It can be a sin if they act on the attraction, or harbor the attraction, but not simply for having the attraction to start with.

The attraction is a biological construct the same as hunger. It’s not a sin to feel hungry. Sin comes into what you let it drive you to do.

Hunger can lead you to sin if you let it drive you into gluttony, or let the thought of it drive you into committing harm to others, like stealing food. But hunger on its own is neutral.
Attraction is equally neutral; it’s not bad until you choose to do something with it that is inherently evil.

> 7. Not sure what you’re saying, but God is still sovereign over our physiology and psychology.

Yet he clearly didn’t prevent the mind from giving us neurologically atypical traits.

Our eyes, our sense of touch, our hunger, can all work in ways contrary to what they’re supposed to.

But you don’t call someone to be of sin for being color blind, or having Prosopagnosia, or SPD.

Thus, you still need a separate word to describe them.

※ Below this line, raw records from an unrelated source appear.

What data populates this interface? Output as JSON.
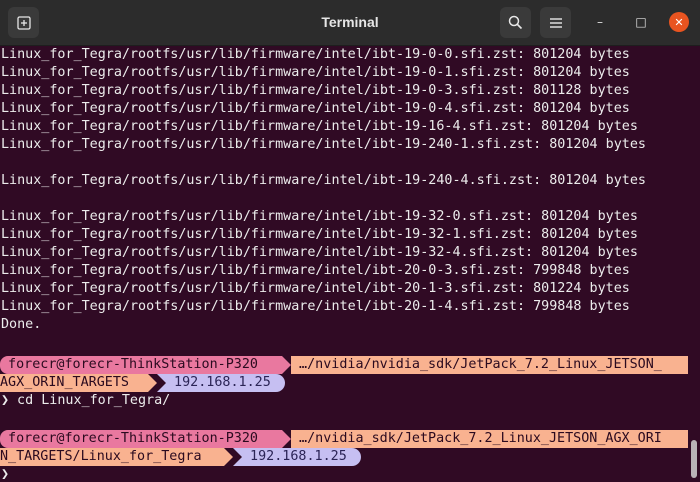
{
  "window": {
    "title": "Terminal"
  },
  "titlebar": {
    "new_tab_icon": "new-tab-icon",
    "search_icon": "search-icon",
    "menu_icon": "hamburger-menu-icon",
    "minimize_glyph": "–",
    "maximize_glyph": "□",
    "close_glyph": "✕"
  },
  "output_lines": [
    "Linux_for_Tegra/rootfs/usr/lib/firmware/intel/ibt-19-0-0.sfi.zst: 801204 bytes",
    "Linux_for_Tegra/rootfs/usr/lib/firmware/intel/ibt-19-0-1.sfi.zst: 801204 bytes",
    "Linux_for_Tegra/rootfs/usr/lib/firmware/intel/ibt-19-0-3.sfi.zst: 801128 bytes",
    "Linux_for_Tegra/rootfs/usr/lib/firmware/intel/ibt-19-0-4.sfi.zst: 801204 bytes",
    "Linux_for_Tegra/rootfs/usr/lib/firmware/intel/ibt-19-16-4.sfi.zst: 801204 bytes",
    "Linux_for_Tegra/rootfs/usr/lib/firmware/intel/ibt-19-240-1.sfi.zst: 801204 bytes",
    "",
    "Linux_for_Tegra/rootfs/usr/lib/firmware/intel/ibt-19-240-4.sfi.zst: 801204 bytes",
    "",
    "Linux_for_Tegra/rootfs/usr/lib/firmware/intel/ibt-19-32-0.sfi.zst: 801204 bytes",
    "Linux_for_Tegra/rootfs/usr/lib/firmware/intel/ibt-19-32-1.sfi.zst: 801204 bytes",
    "Linux_for_Tegra/rootfs/usr/lib/firmware/intel/ibt-19-32-4.sfi.zst: 801204 bytes",
    "Linux_for_Tegra/rootfs/usr/lib/firmware/intel/ibt-20-0-3.sfi.zst: 799848 bytes",
    "Linux_for_Tegra/rootfs/usr/lib/firmware/intel/ibt-20-1-3.sfi.zst: 801224 bytes",
    "Linux_for_Tegra/rootfs/usr/lib/firmware/intel/ibt-20-1-4.sfi.zst: 799848 bytes",
    "Done."
  ],
  "prompt1": {
    "user_host": " forecr@forecr-ThinkStation-P320",
    "path_part1": " …/nvidia/nvidia_sdk/JetPack_7.2_Linux_JETSON_",
    "path_part2": "AGX_ORIN_TARGETS",
    "ip": " 192.168.1.25",
    "prompt_char": "❯",
    "command": " cd Linux_for_Tegra/"
  },
  "prompt2": {
    "user_host": " forecr@forecr-ThinkStation-P320",
    "path_part1": " …/nvidia_sdk/JetPack_7.2_Linux_JETSON_AGX_ORI",
    "path_part2": "N_TARGETS/Linux_for_Tegra",
    "ip": " 192.168.1.25",
    "prompt_char": "❯"
  },
  "colors": {
    "terminal_bg": "#300a24",
    "user_segment": "#e9789f",
    "path_segment": "#f9b290",
    "ip_segment": "#c6bff2",
    "close_button": "#e95420"
  }
}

We need a way to address and categorize what is going on in the mind that causes these atypical traits.
There shouldn’t be argument over that.

> 8. Uhm, the parts, man…

Uh, human body man. The eye is supposed to work a certain way, but that doesn’t prevent disorders of sight from existing. It doesn’t prevent, in some people, their eyes from seeing things it shouldn’t.

An appeal to what body parts should do, is not evidence of disorders not existing. That equivocation just doesn’t work.